Select, from the data, each line where "fraction" occurs.

[Data records]

============================================================

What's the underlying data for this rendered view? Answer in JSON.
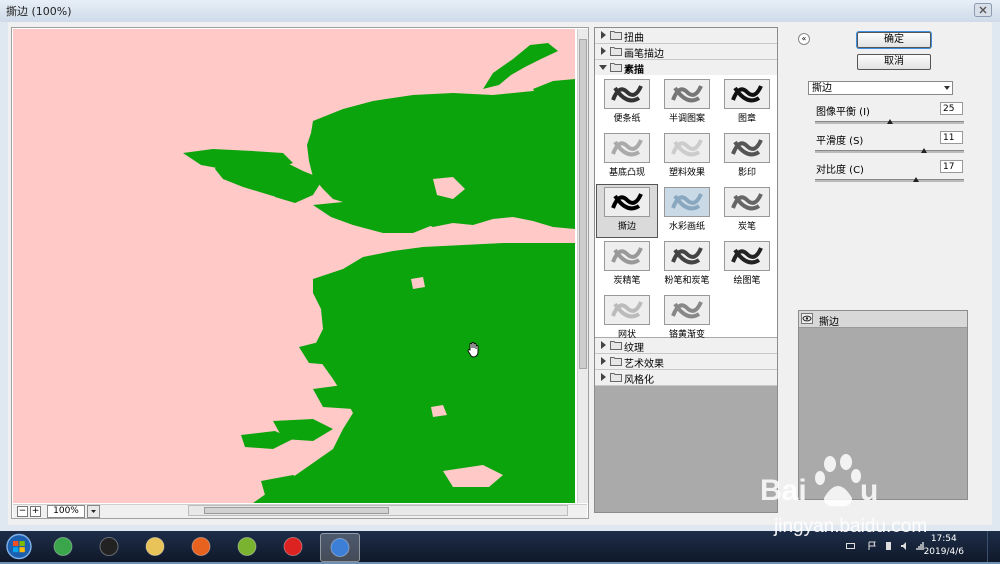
{
  "window": {
    "title": "撕边 (100%)"
  },
  "preview": {
    "zoom_value": "100%",
    "zoom_out_label": "−",
    "zoom_in_label": "+",
    "colors": {
      "background": "#ffc9c8",
      "shape": "#0ca40c"
    }
  },
  "gallery": {
    "categories_top": [
      {
        "label": "扭曲",
        "expanded": false
      },
      {
        "label": "画笔描边",
        "expanded": false
      },
      {
        "label": "素描",
        "expanded": true
      }
    ],
    "filters": [
      {
        "label": "便条纸",
        "icon": "note-paper-thumb"
      },
      {
        "label": "半调图案",
        "icon": "halftone-thumb"
      },
      {
        "label": "图章",
        "icon": "stamp-thumb"
      },
      {
        "label": "基底凸现",
        "icon": "bas-relief-thumb"
      },
      {
        "label": "塑料效果",
        "icon": "plaster-thumb"
      },
      {
        "label": "影印",
        "icon": "photocopy-thumb"
      },
      {
        "label": "撕边",
        "icon": "torn-edges-thumb",
        "selected": true
      },
      {
        "label": "水彩画纸",
        "icon": "water-paper-thumb"
      },
      {
        "label": "炭笔",
        "icon": "charcoal-thumb"
      },
      {
        "label": "炭精笔",
        "icon": "conte-crayon-thumb"
      },
      {
        "label": "粉笔和炭笔",
        "icon": "chalk-charcoal-thumb"
      },
      {
        "label": "绘图笔",
        "icon": "graphic-pen-thumb"
      },
      {
        "label": "网状",
        "icon": "reticulation-thumb"
      },
      {
        "label": "铬黄渐变",
        "icon": "chrome-thumb"
      }
    ],
    "categories_bottom": [
      {
        "label": "纹理"
      },
      {
        "label": "艺术效果"
      },
      {
        "label": "风格化"
      }
    ]
  },
  "settings": {
    "ok_label": "确定",
    "cancel_label": "取消",
    "collapse_label": "«",
    "selected_filter": "撕边",
    "params": [
      {
        "label": "图像平衡 (I)",
        "value": "25",
        "fraction": 0.5
      },
      {
        "label": "平滑度 (S)",
        "value": "11",
        "fraction": 0.73
      },
      {
        "label": "对比度 (C)",
        "value": "17",
        "fraction": 0.68
      }
    ],
    "layer": {
      "label": "撕边"
    }
  },
  "taskbar": {
    "time": "17:54",
    "date": "2019/4/6",
    "apps": [
      "refresh-app-icon",
      "qq-icon",
      "file-explorer-icon",
      "firefox-icon",
      "media-player-icon",
      "record-icon",
      "feather-app-icon"
    ]
  },
  "watermark": {
    "text": "jingyan.baidu.com",
    "logo": "baidu-paw-logo"
  }
}
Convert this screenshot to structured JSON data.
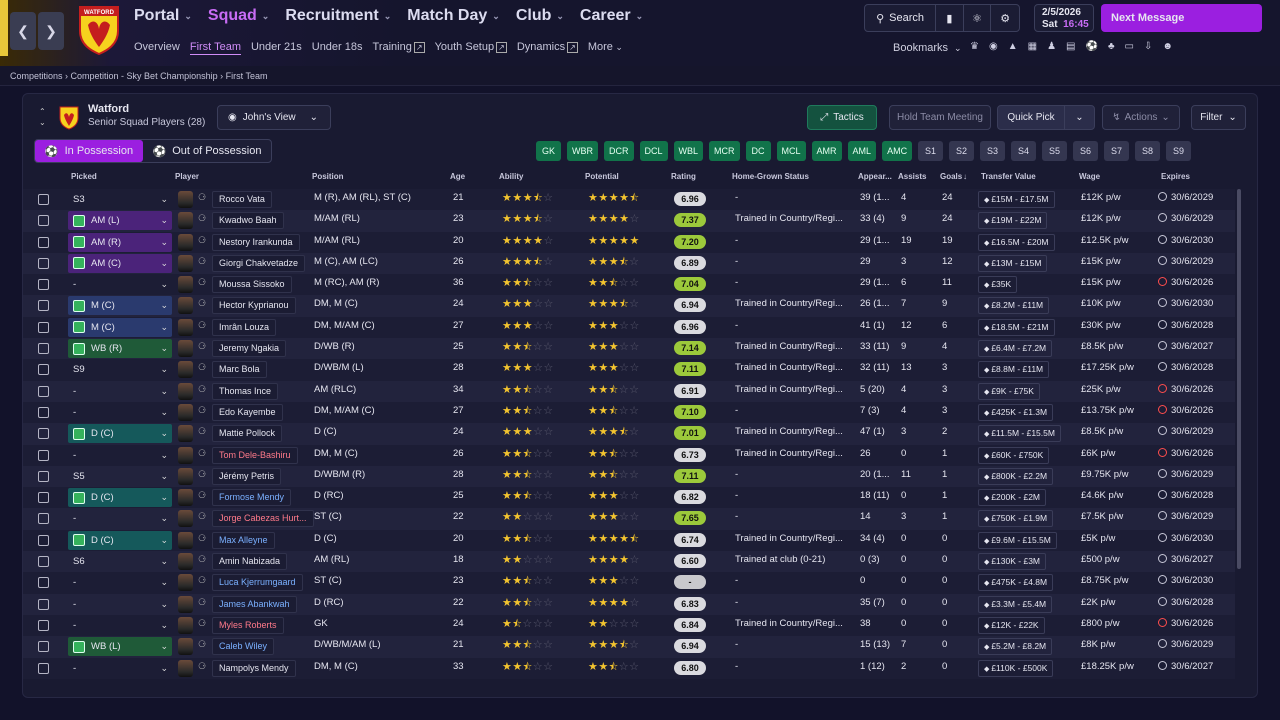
{
  "nav": {
    "main": [
      {
        "label": "Portal",
        "active": false
      },
      {
        "label": "Squad",
        "active": true
      },
      {
        "label": "Recruitment",
        "active": false
      },
      {
        "label": "Match Day",
        "active": false
      },
      {
        "label": "Club",
        "active": false
      },
      {
        "label": "Career",
        "active": false
      }
    ],
    "sub": [
      {
        "label": "Overview",
        "active": false,
        "ext": false
      },
      {
        "label": "First Team",
        "active": true,
        "ext": false
      },
      {
        "label": "Under 21s",
        "active": false,
        "ext": false
      },
      {
        "label": "Under 18s",
        "active": false,
        "ext": false
      },
      {
        "label": "Training",
        "active": false,
        "ext": true
      },
      {
        "label": "Youth Setup",
        "active": false,
        "ext": true
      },
      {
        "label": "Dynamics",
        "active": false,
        "ext": true
      },
      {
        "label": "More",
        "active": false,
        "ext": false,
        "chev": true
      }
    ]
  },
  "header": {
    "search_label": "Search",
    "date": "2/5/2026",
    "day": "Sat",
    "time": "16:45",
    "next_message": "Next Message",
    "bookmarks": "Bookmarks",
    "club_crest_text": "WATFORD"
  },
  "breadcrumb": {
    "items": [
      "Competitions",
      "Competition - Sky Bet Championship",
      "First Team"
    ]
  },
  "panel": {
    "team_name": "Watford",
    "subtitle": "Senior Squad Players (28)",
    "view": "John's View",
    "tactics": "Tactics",
    "hold_meeting": "Hold Team Meeting",
    "quick_pick": "Quick Pick",
    "actions": "Actions",
    "filter": "Filter",
    "in_possession": "In Possession",
    "out_possession": "Out of Possession",
    "position_filters": [
      {
        "label": "GK",
        "active": true
      },
      {
        "label": "WBR",
        "active": true
      },
      {
        "label": "DCR",
        "active": true
      },
      {
        "label": "DCL",
        "active": true
      },
      {
        "label": "WBL",
        "active": true
      },
      {
        "label": "MCR",
        "active": true
      },
      {
        "label": "DC",
        "active": true
      },
      {
        "label": "MCL",
        "active": true
      },
      {
        "label": "AMR",
        "active": true
      },
      {
        "label": "AML",
        "active": true
      },
      {
        "label": "AMC",
        "active": true
      },
      {
        "label": "S1",
        "active": false
      },
      {
        "label": "S2",
        "active": false
      },
      {
        "label": "S3",
        "active": false
      },
      {
        "label": "S4",
        "active": false
      },
      {
        "label": "S5",
        "active": false
      },
      {
        "label": "S6",
        "active": false
      },
      {
        "label": "S7",
        "active": false
      },
      {
        "label": "S8",
        "active": false
      },
      {
        "label": "S9",
        "active": false
      }
    ],
    "columns": {
      "picked": "Picked",
      "player": "Player",
      "position": "Position",
      "age": "Age",
      "ability": "Ability",
      "potential": "Potential",
      "rating": "Rating",
      "hgs": "Home-Grown Status",
      "apps": "Appear...",
      "assists": "Assists",
      "goals": "Goals",
      "tv": "Transfer Value",
      "wage": "Wage",
      "expires": "Expires"
    }
  },
  "players": [
    {
      "pick": "S3",
      "pickType": "bench",
      "name": "Rocco Vata",
      "nameColor": "",
      "pos": "M (R), AM (RL), ST (C)",
      "age": "21",
      "ab": 3.5,
      "pot": 4.5,
      "rating": "6.96",
      "rc": "dark",
      "hgs": "-",
      "apps": "39 (1...",
      "ast": "4",
      "goals": "24",
      "tv": "£15M - £17.5M",
      "wage": "£12K p/w",
      "exp": "30/6/2029",
      "expRed": false
    },
    {
      "pick": "AM (L)",
      "pickType": "att",
      "name": "Kwadwo Baah",
      "nameColor": "",
      "pos": "M/AM (RL)",
      "age": "23",
      "ab": 3.5,
      "pot": 4.0,
      "rating": "7.37",
      "rc": "green",
      "hgs": "Trained in Country/Regi...",
      "apps": "33 (4)",
      "ast": "9",
      "goals": "24",
      "tv": "£19M - £22M",
      "wage": "£12K p/w",
      "exp": "30/6/2029",
      "expRed": false
    },
    {
      "pick": "AM (R)",
      "pickType": "att",
      "name": "Nestory Irankunda",
      "nameColor": "",
      "pos": "M/AM (RL)",
      "age": "20",
      "ab": 4.0,
      "pot": 5.0,
      "rating": "7.20",
      "rc": "green",
      "hgs": "-",
      "apps": "29 (1...",
      "ast": "19",
      "goals": "19",
      "tv": "£16.5M - £20M",
      "wage": "£12.5K p/w",
      "exp": "30/6/2030",
      "expRed": false
    },
    {
      "pick": "AM (C)",
      "pickType": "att",
      "name": "Giorgi Chakvetadze",
      "nameColor": "",
      "pos": "M (C), AM (LC)",
      "age": "26",
      "ab": 3.5,
      "pot": 3.5,
      "rating": "6.89",
      "rc": "dark",
      "hgs": "-",
      "apps": "29",
      "ast": "3",
      "goals": "12",
      "tv": "£13M - £15M",
      "wage": "£15K p/w",
      "exp": "30/6/2029",
      "expRed": false
    },
    {
      "pick": "-",
      "pickType": "bench",
      "name": "Moussa Sissoko",
      "nameColor": "",
      "pos": "M (RC), AM (R)",
      "age": "36",
      "ab": 2.5,
      "pot": 2.5,
      "rating": "7.04",
      "rc": "green",
      "hgs": "-",
      "apps": "29 (1...",
      "ast": "6",
      "goals": "11",
      "tv": "£35K",
      "wage": "£15K p/w",
      "exp": "30/6/2026",
      "expRed": true
    },
    {
      "pick": "M (C)",
      "pickType": "mid",
      "name": "Hector Kyprianou",
      "nameColor": "",
      "pos": "DM, M (C)",
      "age": "24",
      "ab": 3.0,
      "pot": 3.5,
      "rating": "6.94",
      "rc": "dark",
      "hgs": "Trained in Country/Regi...",
      "apps": "26 (1...",
      "ast": "7",
      "goals": "9",
      "tv": "£8.2M - £11M",
      "wage": "£10K p/w",
      "exp": "30/6/2030",
      "expRed": false
    },
    {
      "pick": "M (C)",
      "pickType": "mid",
      "name": "Imrân Louza",
      "nameColor": "",
      "pos": "DM, M/AM (C)",
      "age": "27",
      "ab": 3.0,
      "pot": 3.0,
      "rating": "6.96",
      "rc": "dark",
      "hgs": "-",
      "apps": "41 (1)",
      "ast": "12",
      "goals": "6",
      "tv": "£18.5M - £21M",
      "wage": "£30K p/w",
      "exp": "30/6/2028",
      "expRed": false
    },
    {
      "pick": "WB (R)",
      "pickType": "wb",
      "name": "Jeremy Ngakia",
      "nameColor": "",
      "pos": "D/WB (R)",
      "age": "25",
      "ab": 2.5,
      "pot": 3.0,
      "rating": "7.14",
      "rc": "green",
      "hgs": "Trained in Country/Regi...",
      "apps": "33 (11)",
      "ast": "9",
      "goals": "4",
      "tv": "£6.4M - £7.2M",
      "wage": "£8.5K p/w",
      "exp": "30/6/2027",
      "expRed": false
    },
    {
      "pick": "S9",
      "pickType": "bench",
      "name": "Marc Bola",
      "nameColor": "",
      "pos": "D/WB/M (L)",
      "age": "28",
      "ab": 3.0,
      "pot": 3.0,
      "rating": "7.11",
      "rc": "green",
      "hgs": "Trained in Country/Regi...",
      "apps": "32 (11)",
      "ast": "13",
      "goals": "3",
      "tv": "£8.8M - £11M",
      "wage": "£17.25K p/w",
      "exp": "30/6/2028",
      "expRed": false
    },
    {
      "pick": "-",
      "pickType": "bench",
      "name": "Thomas Ince",
      "nameColor": "",
      "pos": "AM (RLC)",
      "age": "34",
      "ab": 2.5,
      "pot": 2.5,
      "rating": "6.91",
      "rc": "dark",
      "hgs": "Trained in Country/Regi...",
      "apps": "5 (20)",
      "ast": "4",
      "goals": "3",
      "tv": "£9K - £75K",
      "wage": "£25K p/w",
      "exp": "30/6/2026",
      "expRed": true
    },
    {
      "pick": "-",
      "pickType": "bench",
      "name": "Edo Kayembe",
      "nameColor": "",
      "pos": "DM, M/AM (C)",
      "age": "27",
      "ab": 2.5,
      "pot": 2.5,
      "rating": "7.10",
      "rc": "green",
      "hgs": "-",
      "apps": "7 (3)",
      "ast": "4",
      "goals": "3",
      "tv": "£425K - £1.3M",
      "wage": "£13.75K p/w",
      "exp": "30/6/2026",
      "expRed": true
    },
    {
      "pick": "D (C)",
      "pickType": "def",
      "name": "Mattie Pollock",
      "nameColor": "",
      "pos": "D (C)",
      "age": "24",
      "ab": 3.0,
      "pot": 3.5,
      "rating": "7.01",
      "rc": "green",
      "hgs": "Trained in Country/Regi...",
      "apps": "47 (1)",
      "ast": "3",
      "goals": "2",
      "tv": "£11.5M - £15.5M",
      "wage": "£8.5K p/w",
      "exp": "30/6/2029",
      "expRed": false
    },
    {
      "pick": "-",
      "pickType": "bench",
      "name": "Tom Dele-Bashiru",
      "nameColor": "red",
      "pos": "DM, M (C)",
      "age": "26",
      "ab": 2.5,
      "pot": 2.5,
      "rating": "6.73",
      "rc": "dark",
      "hgs": "Trained in Country/Regi...",
      "apps": "26",
      "ast": "0",
      "goals": "1",
      "tv": "£60K - £750K",
      "wage": "£6K p/w",
      "exp": "30/6/2026",
      "expRed": true
    },
    {
      "pick": "S5",
      "pickType": "bench",
      "name": "Jérémy Petris",
      "nameColor": "",
      "pos": "D/WB/M (R)",
      "age": "28",
      "ab": 2.5,
      "pot": 2.5,
      "rating": "7.11",
      "rc": "green",
      "hgs": "-",
      "apps": "20 (1...",
      "ast": "11",
      "goals": "1",
      "tv": "£800K - £2.2M",
      "wage": "£9.75K p/w",
      "exp": "30/6/2029",
      "expRed": false
    },
    {
      "pick": "D (C)",
      "pickType": "def",
      "name": "Formose Mendy",
      "nameColor": "blue",
      "pos": "D (RC)",
      "age": "25",
      "ab": 2.5,
      "pot": 3.0,
      "rating": "6.82",
      "rc": "dark",
      "hgs": "-",
      "apps": "18 (11)",
      "ast": "0",
      "goals": "1",
      "tv": "£200K - £2M",
      "wage": "£4.6K p/w",
      "exp": "30/6/2028",
      "expRed": false
    },
    {
      "pick": "-",
      "pickType": "bench",
      "name": "Jorge Cabezas Hurt...",
      "nameColor": "red",
      "pos": "ST (C)",
      "age": "22",
      "ab": 2.0,
      "pot": 3.0,
      "rating": "7.65",
      "rc": "green",
      "hgs": "-",
      "apps": "14",
      "ast": "3",
      "goals": "1",
      "tv": "£750K - £1.9M",
      "wage": "£7.5K p/w",
      "exp": "30/6/2029",
      "expRed": false
    },
    {
      "pick": "D (C)",
      "pickType": "def",
      "name": "Max Alleyne",
      "nameColor": "blue",
      "pos": "D (C)",
      "age": "20",
      "ab": 2.5,
      "pot": 4.5,
      "rating": "6.74",
      "rc": "dark",
      "hgs": "Trained in Country/Regi...",
      "apps": "34 (4)",
      "ast": "0",
      "goals": "0",
      "tv": "£9.6M - £15.5M",
      "wage": "£5K p/w",
      "exp": "30/6/2030",
      "expRed": false
    },
    {
      "pick": "S6",
      "pickType": "bench",
      "name": "Amin Nabizada",
      "nameColor": "",
      "pos": "AM (RL)",
      "age": "18",
      "ab": 2.0,
      "pot": 4.0,
      "rating": "6.60",
      "rc": "dark",
      "hgs": "Trained at club (0-21)",
      "apps": "0 (3)",
      "ast": "0",
      "goals": "0",
      "tv": "£130K - £3M",
      "wage": "£500 p/w",
      "exp": "30/6/2027",
      "expRed": false
    },
    {
      "pick": "-",
      "pickType": "bench",
      "name": "Luca Kjerrumgaard",
      "nameColor": "blue",
      "pos": "ST (C)",
      "age": "23",
      "ab": 2.5,
      "pot": 3.0,
      "rating": "-",
      "rc": "none",
      "hgs": "-",
      "apps": "0",
      "ast": "0",
      "goals": "0",
      "tv": "£475K - £4.8M",
      "wage": "£8.75K p/w",
      "exp": "30/6/2030",
      "expRed": false
    },
    {
      "pick": "-",
      "pickType": "bench",
      "name": "James Abankwah",
      "nameColor": "blue",
      "pos": "D (RC)",
      "age": "22",
      "ab": 2.5,
      "pot": 4.0,
      "rating": "6.83",
      "rc": "dark",
      "hgs": "-",
      "apps": "35 (7)",
      "ast": "0",
      "goals": "0",
      "tv": "£3.3M - £5.4M",
      "wage": "£2K p/w",
      "exp": "30/6/2028",
      "expRed": false
    },
    {
      "pick": "-",
      "pickType": "bench",
      "name": "Myles Roberts",
      "nameColor": "red",
      "pos": "GK",
      "age": "24",
      "ab": 1.5,
      "pot": 2.0,
      "rating": "6.84",
      "rc": "dark",
      "hgs": "Trained in Country/Regi...",
      "apps": "38",
      "ast": "0",
      "goals": "0",
      "tv": "£12K - £22K",
      "wage": "£800 p/w",
      "exp": "30/6/2026",
      "expRed": true
    },
    {
      "pick": "WB (L)",
      "pickType": "wb",
      "name": "Caleb Wiley",
      "nameColor": "blue",
      "pos": "D/WB/M/AM (L)",
      "age": "21",
      "ab": 2.5,
      "pot": 3.5,
      "rating": "6.94",
      "rc": "dark",
      "hgs": "-",
      "apps": "15 (13)",
      "ast": "7",
      "goals": "0",
      "tv": "£5.2M - £8.2M",
      "wage": "£8K p/w",
      "exp": "30/6/2029",
      "expRed": false
    },
    {
      "pick": "-",
      "pickType": "bench",
      "name": "Nampolys Mendy",
      "nameColor": "",
      "pos": "DM, M (C)",
      "age": "33",
      "ab": 2.5,
      "pot": 2.5,
      "rating": "6.80",
      "rc": "dark",
      "hgs": "-",
      "apps": "1 (12)",
      "ast": "2",
      "goals": "0",
      "tv": "£110K - £500K",
      "wage": "£18.25K p/w",
      "exp": "30/6/2027",
      "expRed": false
    }
  ]
}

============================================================

[Answer area]
        "fraction": 0.5
        "fraction": 0.73
        "fraction": 0.68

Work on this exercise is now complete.